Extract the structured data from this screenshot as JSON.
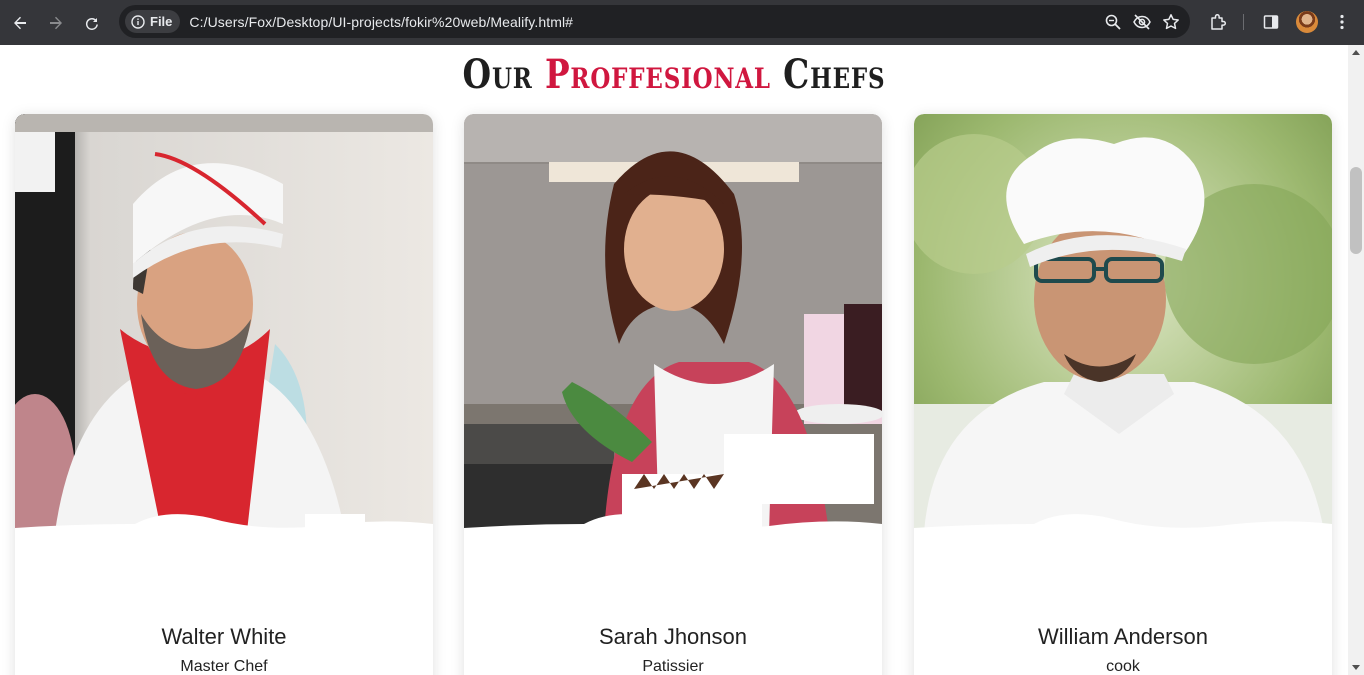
{
  "browser": {
    "file_chip_label": "File",
    "url": "C:/Users/Fox/Desktop/UI-projects/fokir%20web/Mealify.html#",
    "icons": [
      "back-arrow-icon",
      "forward-arrow-icon",
      "reload-icon",
      "info-icon",
      "zoom-icon",
      "eye-off-icon",
      "star-icon",
      "extensions-icon",
      "side-panel-icon",
      "profile-avatar",
      "more-menu-icon"
    ]
  },
  "heading": {
    "part1": "Our ",
    "accent": "Proffesional",
    "part2": " Chefs",
    "accent_color": "#d0173f"
  },
  "chefs": [
    {
      "name": "Walter White",
      "role": "Master Chef"
    },
    {
      "name": "Sarah Jhonson",
      "role": "Patissier"
    },
    {
      "name": "William Anderson",
      "role": "cook"
    }
  ]
}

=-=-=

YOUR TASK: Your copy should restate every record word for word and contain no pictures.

RESULT:
Extract the structured data from this screenshot as JSON.
{
  "browser": {
    "file_chip_label": "File",
    "url": "C:/Users/Fox/Desktop/UI-projects/fokir%20web/Mealify.html#",
    "icons": [
      "back-arrow-icon",
      "forward-arrow-icon",
      "reload-icon",
      "info-icon",
      "zoom-icon",
      "eye-off-icon",
      "star-icon",
      "extensions-icon",
      "side-panel-icon",
      "profile-avatar",
      "more-menu-icon"
    ]
  },
  "heading": {
    "part1": "Our ",
    "accent": "Proffesional",
    "part2": " Chefs",
    "accent_color": "#d0173f"
  },
  "chefs": [
    {
      "name": "Walter White",
      "role": "Master Chef"
    },
    {
      "name": "Sarah Jhonson",
      "role": "Patissier"
    },
    {
      "name": "William Anderson",
      "role": "cook"
    }
  ]
}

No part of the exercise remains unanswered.